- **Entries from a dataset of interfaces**
+===+
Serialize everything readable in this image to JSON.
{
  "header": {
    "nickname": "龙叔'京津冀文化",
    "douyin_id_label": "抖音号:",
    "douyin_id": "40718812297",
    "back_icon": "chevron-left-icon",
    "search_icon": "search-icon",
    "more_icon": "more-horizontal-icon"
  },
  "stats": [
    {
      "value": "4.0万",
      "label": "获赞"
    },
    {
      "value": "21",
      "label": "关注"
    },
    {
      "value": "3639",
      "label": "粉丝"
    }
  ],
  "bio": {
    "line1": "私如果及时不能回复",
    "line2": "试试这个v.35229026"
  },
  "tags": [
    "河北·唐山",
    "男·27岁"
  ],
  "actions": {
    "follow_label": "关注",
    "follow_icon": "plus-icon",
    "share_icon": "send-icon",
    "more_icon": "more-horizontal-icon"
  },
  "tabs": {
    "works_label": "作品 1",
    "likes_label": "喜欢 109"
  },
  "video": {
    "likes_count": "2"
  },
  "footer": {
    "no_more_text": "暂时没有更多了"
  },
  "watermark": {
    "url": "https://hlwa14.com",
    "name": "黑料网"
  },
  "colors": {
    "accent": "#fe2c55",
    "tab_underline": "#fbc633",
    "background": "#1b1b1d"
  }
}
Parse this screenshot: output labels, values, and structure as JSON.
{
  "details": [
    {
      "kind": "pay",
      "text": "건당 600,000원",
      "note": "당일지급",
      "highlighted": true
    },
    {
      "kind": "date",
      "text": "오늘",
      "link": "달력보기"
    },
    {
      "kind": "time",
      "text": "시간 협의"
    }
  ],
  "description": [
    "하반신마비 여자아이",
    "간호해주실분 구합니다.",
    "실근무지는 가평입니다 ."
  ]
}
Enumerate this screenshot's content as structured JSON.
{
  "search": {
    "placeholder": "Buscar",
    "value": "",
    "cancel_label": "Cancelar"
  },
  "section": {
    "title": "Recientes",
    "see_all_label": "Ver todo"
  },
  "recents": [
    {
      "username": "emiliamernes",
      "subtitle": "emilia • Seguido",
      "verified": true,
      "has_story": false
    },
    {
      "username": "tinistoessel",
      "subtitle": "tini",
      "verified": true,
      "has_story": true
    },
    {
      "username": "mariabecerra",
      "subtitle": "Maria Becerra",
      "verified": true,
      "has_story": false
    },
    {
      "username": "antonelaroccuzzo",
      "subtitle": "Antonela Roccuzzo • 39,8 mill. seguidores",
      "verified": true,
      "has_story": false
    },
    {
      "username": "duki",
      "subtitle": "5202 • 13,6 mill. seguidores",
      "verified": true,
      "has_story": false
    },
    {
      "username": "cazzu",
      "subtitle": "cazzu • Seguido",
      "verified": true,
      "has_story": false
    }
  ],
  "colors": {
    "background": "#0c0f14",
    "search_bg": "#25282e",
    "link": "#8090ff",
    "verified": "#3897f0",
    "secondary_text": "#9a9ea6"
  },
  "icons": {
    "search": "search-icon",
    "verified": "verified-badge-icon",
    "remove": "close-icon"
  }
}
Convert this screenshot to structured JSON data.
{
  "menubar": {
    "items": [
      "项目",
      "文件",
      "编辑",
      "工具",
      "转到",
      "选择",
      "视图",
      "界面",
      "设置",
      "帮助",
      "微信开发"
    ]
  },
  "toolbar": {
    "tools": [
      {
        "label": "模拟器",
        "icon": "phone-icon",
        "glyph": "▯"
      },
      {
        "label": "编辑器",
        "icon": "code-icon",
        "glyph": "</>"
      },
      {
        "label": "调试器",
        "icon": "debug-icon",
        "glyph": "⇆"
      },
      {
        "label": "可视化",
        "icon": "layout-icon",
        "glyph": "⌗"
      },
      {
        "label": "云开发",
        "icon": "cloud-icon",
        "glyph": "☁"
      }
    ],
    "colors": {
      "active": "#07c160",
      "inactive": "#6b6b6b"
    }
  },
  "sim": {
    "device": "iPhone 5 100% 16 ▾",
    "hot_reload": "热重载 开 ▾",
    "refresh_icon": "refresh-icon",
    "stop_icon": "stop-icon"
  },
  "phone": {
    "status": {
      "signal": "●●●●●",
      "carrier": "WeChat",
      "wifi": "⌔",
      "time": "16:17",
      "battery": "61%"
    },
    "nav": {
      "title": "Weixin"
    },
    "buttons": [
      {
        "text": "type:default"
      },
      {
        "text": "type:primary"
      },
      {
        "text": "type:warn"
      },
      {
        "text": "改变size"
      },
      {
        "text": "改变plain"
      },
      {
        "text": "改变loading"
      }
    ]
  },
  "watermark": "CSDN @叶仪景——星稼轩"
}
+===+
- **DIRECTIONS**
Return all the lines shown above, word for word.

- **OUTPUT FOR THIS EXERCISE**
Serialize everything readable in this image to JSON.
{
  "header": {
    "nickname": "龙叔'京津冀文化",
    "douyin_id_label": "抖音号:",
    "douyin_id": "40718812297",
    "back_icon": "chevron-left-icon",
    "search_icon": "search-icon",
    "more_icon": "more-horizontal-icon"
  },
  "stats": [
    {
      "value": "4.0万",
      "label": "获赞"
    },
    {
      "value": "21",
      "label": "关注"
    },
    {
      "value": "3639",
      "label": "粉丝"
    }
  ],
  "bio": {
    "line1": "私如果及时不能回复",
    "line2": "试试这个v.35229026"
  },
  "tags": [
    "河北·唐山",
    "男·27岁"
  ],
  "actions": {
    "follow_label": "关注",
    "follow_icon": "plus-icon",
    "share_icon": "send-icon",
    "more_icon": "more-horizontal-icon"
  },
  "tabs": {
    "works_label": "作品 1",
    "likes_label": "喜欢 109"
  },
  "video": {
    "likes_count": "2"
  },
  "footer": {
    "no_more_text": "暂时没有更多了"
  },
  "watermark": {
    "url": "https://hlwa14.com",
    "name": "黑料网"
  },
  "colors": {
    "accent": "#fe2c55",
    "tab_underline": "#fbc633",
    "background": "#1b1b1d"
  }
}
Parse this screenshot: output labels, values, and structure as JSON.
{
  "details": [
    {
      "kind": "pay",
      "text": "건당 600,000원",
      "note": "당일지급",
      "highlighted": true
    },
    {
      "kind": "date",
      "text": "오늘",
      "link": "달력보기"
    },
    {
      "kind": "time",
      "text": "시간 협의"
    }
  ],
  "description": [
    "하반신마비 여자아이",
    "간호해주실분 구합니다.",
    "실근무지는 가평입니다 ."
  ]
}
Enumerate this screenshot's content as structured JSON.
{
  "search": {
    "placeholder": "Buscar",
    "value": "",
    "cancel_label": "Cancelar"
  },
  "section": {
    "title": "Recientes",
    "see_all_label": "Ver todo"
  },
  "recents": [
    {
      "username": "emiliamernes",
      "subtitle": "emilia • Seguido",
      "verified": true,
      "has_story": false
    },
    {
      "username": "tinistoessel",
      "subtitle": "tini",
      "verified": true,
      "has_story": true
    },
    {
      "username": "mariabecerra",
      "subtitle": "Maria Becerra",
      "verified": true,
      "has_story": false
    },
    {
      "username": "antonelaroccuzzo",
      "subtitle": "Antonela Roccuzzo • 39,8 mill. seguidores",
      "verified": true,
      "has_story": false
    },
    {
      "username": "duki",
      "subtitle": "5202 • 13,6 mill. seguidores",
      "verified": true,
      "has_story": false
    },
    {
      "username": "cazzu",
      "subtitle": "cazzu • Seguido",
      "verified": true,
      "has_story": false
    }
  ],
  "colors": {
    "background": "#0c0f14",
    "search_bg": "#25282e",
    "link": "#8090ff",
    "verified": "#3897f0",
    "secondary_text": "#9a9ea6"
  },
  "icons": {
    "search": "search-icon",
    "verified": "verified-badge-icon",
    "remove": "close-icon"
  }
}
Convert this screenshot to structured JSON data.
{
  "menubar": {
    "items": [
      "项目",
      "文件",
      "编辑",
      "工具",
      "转到",
      "选择",
      "视图",
      "界面",
      "设置",
      "帮助",
      "微信开发"
    ]
  },
  "toolbar": {
    "tools": [
      {
        "label": "模拟器",
        "icon": "phone-icon",
        "glyph": "▯"
      },
      {
        "label": "编辑器",
        "icon": "code-icon",
        "glyph": "</>"
      },
      {
        "label": "调试器",
        "icon": "debug-icon",
        "glyph": "⇆"
      },
      {
        "label": "可视化",
        "icon": "layout-icon",
        "glyph": "⌗"
      },
      {
        "label": "云开发",
        "icon": "cloud-icon",
        "glyph": "☁"
      }
    ],
    "colors": {
      "active": "#07c160",
      "inactive": "#6b6b6b"
    }
  },
  "sim": {
    "device": "iPhone 5 100% 16 ▾",
    "hot_reload": "热重载 开 ▾",
    "refresh_icon": "refresh-icon",
    "stop_icon": "stop-icon"
  },
  "phone": {
    "status": {
      "signal": "●●●●●",
      "carrier": "WeChat",
      "wifi": "⌔",
      "time": "16:17",
      "battery": "61%"
    },
    "nav": {
      "title": "Weixin"
    },
    "buttons": [
      {
        "text": "type:default"
      },
      {
        "text": "type:primary"
      },
      {
        "text": "type:warn"
      },
      {
        "text": "改变size"
      },
      {
        "text": "改变plain"
      },
      {
        "text": "改变loading"
      }
    ]
  },
  "watermark": "CSDN @叶仪景——星稼轩"
}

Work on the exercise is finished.